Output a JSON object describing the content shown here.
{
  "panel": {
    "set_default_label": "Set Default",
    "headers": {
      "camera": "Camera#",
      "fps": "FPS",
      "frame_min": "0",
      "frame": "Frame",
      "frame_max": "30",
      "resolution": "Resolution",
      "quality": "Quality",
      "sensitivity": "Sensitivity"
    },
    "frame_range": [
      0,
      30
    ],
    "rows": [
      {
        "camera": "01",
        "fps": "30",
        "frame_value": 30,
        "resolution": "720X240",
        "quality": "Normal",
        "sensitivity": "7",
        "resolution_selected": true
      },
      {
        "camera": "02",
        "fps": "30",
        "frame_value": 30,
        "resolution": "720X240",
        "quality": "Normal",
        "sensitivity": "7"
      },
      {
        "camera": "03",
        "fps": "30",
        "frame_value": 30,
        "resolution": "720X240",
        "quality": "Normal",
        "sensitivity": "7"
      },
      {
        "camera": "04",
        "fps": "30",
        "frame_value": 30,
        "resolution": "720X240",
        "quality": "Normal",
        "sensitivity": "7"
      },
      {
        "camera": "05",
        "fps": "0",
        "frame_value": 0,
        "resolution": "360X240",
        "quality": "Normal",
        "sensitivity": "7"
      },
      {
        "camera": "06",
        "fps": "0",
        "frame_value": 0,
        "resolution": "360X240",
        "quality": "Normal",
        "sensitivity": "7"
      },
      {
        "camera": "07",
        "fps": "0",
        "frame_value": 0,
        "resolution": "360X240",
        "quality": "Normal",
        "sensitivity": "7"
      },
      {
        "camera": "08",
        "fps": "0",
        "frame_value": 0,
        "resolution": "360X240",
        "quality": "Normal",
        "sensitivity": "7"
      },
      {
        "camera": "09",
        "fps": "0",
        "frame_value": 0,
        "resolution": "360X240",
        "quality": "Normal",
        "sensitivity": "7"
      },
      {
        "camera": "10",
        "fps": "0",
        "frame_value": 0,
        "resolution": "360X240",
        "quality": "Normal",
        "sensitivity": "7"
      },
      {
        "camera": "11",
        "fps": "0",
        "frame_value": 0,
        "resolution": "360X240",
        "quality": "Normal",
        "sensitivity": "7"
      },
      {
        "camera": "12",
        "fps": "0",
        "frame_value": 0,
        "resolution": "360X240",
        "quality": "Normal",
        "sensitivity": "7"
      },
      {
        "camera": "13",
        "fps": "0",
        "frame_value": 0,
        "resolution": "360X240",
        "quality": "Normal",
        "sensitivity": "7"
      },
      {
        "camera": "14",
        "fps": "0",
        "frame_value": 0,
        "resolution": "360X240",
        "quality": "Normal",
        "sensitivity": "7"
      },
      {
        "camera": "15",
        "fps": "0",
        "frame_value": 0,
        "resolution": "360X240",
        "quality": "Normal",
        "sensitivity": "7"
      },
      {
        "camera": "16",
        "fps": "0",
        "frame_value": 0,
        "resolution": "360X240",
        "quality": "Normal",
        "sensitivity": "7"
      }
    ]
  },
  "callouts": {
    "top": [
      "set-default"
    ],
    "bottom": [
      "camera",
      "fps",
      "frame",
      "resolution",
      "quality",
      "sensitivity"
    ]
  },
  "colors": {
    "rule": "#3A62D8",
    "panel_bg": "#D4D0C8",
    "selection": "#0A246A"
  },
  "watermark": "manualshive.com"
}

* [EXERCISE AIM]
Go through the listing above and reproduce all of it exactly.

* [FINISHED TASK]
Output a JSON object describing the content shown here.
{
  "panel": {
    "set_default_label": "Set Default",
    "headers": {
      "camera": "Camera#",
      "fps": "FPS",
      "frame_min": "0",
      "frame": "Frame",
      "frame_max": "30",
      "resolution": "Resolution",
      "quality": "Quality",
      "sensitivity": "Sensitivity"
    },
    "frame_range": [
      0,
      30
    ],
    "rows": [
      {
        "camera": "01",
        "fps": "30",
        "frame_value": 30,
        "resolution": "720X240",
        "quality": "Normal",
        "sensitivity": "7",
        "resolution_selected": true
      },
      {
        "camera": "02",
        "fps": "30",
        "frame_value": 30,
        "resolution": "720X240",
        "quality": "Normal",
        "sensitivity": "7"
      },
      {
        "camera": "03",
        "fps": "30",
        "frame_value": 30,
        "resolution": "720X240",
        "quality": "Normal",
        "sensitivity": "7"
      },
      {
        "camera": "04",
        "fps": "30",
        "frame_value": 30,
        "resolution": "720X240",
        "quality": "Normal",
        "sensitivity": "7"
      },
      {
        "camera": "05",
        "fps": "0",
        "frame_value": 0,
        "resolution": "360X240",
        "quality": "Normal",
        "sensitivity": "7"
      },
      {
        "camera": "06",
        "fps": "0",
        "frame_value": 0,
        "resolution": "360X240",
        "quality": "Normal",
        "sensitivity": "7"
      },
      {
        "camera": "07",
        "fps": "0",
        "frame_value": 0,
        "resolution": "360X240",
        "quality": "Normal",
        "sensitivity": "7"
      },
      {
        "camera": "08",
        "fps": "0",
        "frame_value": 0,
        "resolution": "360X240",
        "quality": "Normal",
        "sensitivity": "7"
      },
      {
        "camera": "09",
        "fps": "0",
        "frame_value": 0,
        "resolution": "360X240",
        "quality": "Normal",
        "sensitivity": "7"
      },
      {
        "camera": "10",
        "fps": "0",
        "frame_value": 0,
        "resolution": "360X240",
        "quality": "Normal",
        "sensitivity": "7"
      },
      {
        "camera": "11",
        "fps": "0",
        "frame_value": 0,
        "resolution": "360X240",
        "quality": "Normal",
        "sensitivity": "7"
      },
      {
        "camera": "12",
        "fps": "0",
        "frame_value": 0,
        "resolution": "360X240",
        "quality": "Normal",
        "sensitivity": "7"
      },
      {
        "camera": "13",
        "fps": "0",
        "frame_value": 0,
        "resolution": "360X240",
        "quality": "Normal",
        "sensitivity": "7"
      },
      {
        "camera": "14",
        "fps": "0",
        "frame_value": 0,
        "resolution": "360X240",
        "quality": "Normal",
        "sensitivity": "7"
      },
      {
        "camera": "15",
        "fps": "0",
        "frame_value": 0,
        "resolution": "360X240",
        "quality": "Normal",
        "sensitivity": "7"
      },
      {
        "camera": "16",
        "fps": "0",
        "frame_value": 0,
        "resolution": "360X240",
        "quality": "Normal",
        "sensitivity": "7"
      }
    ]
  },
  "callouts": {
    "top": [
      "set-default"
    ],
    "bottom": [
      "camera",
      "fps",
      "frame",
      "resolution",
      "quality",
      "sensitivity"
    ]
  },
  "colors": {
    "rule": "#3A62D8",
    "panel_bg": "#D4D0C8",
    "selection": "#0A246A"
  },
  "watermark": "manualshive.com"
}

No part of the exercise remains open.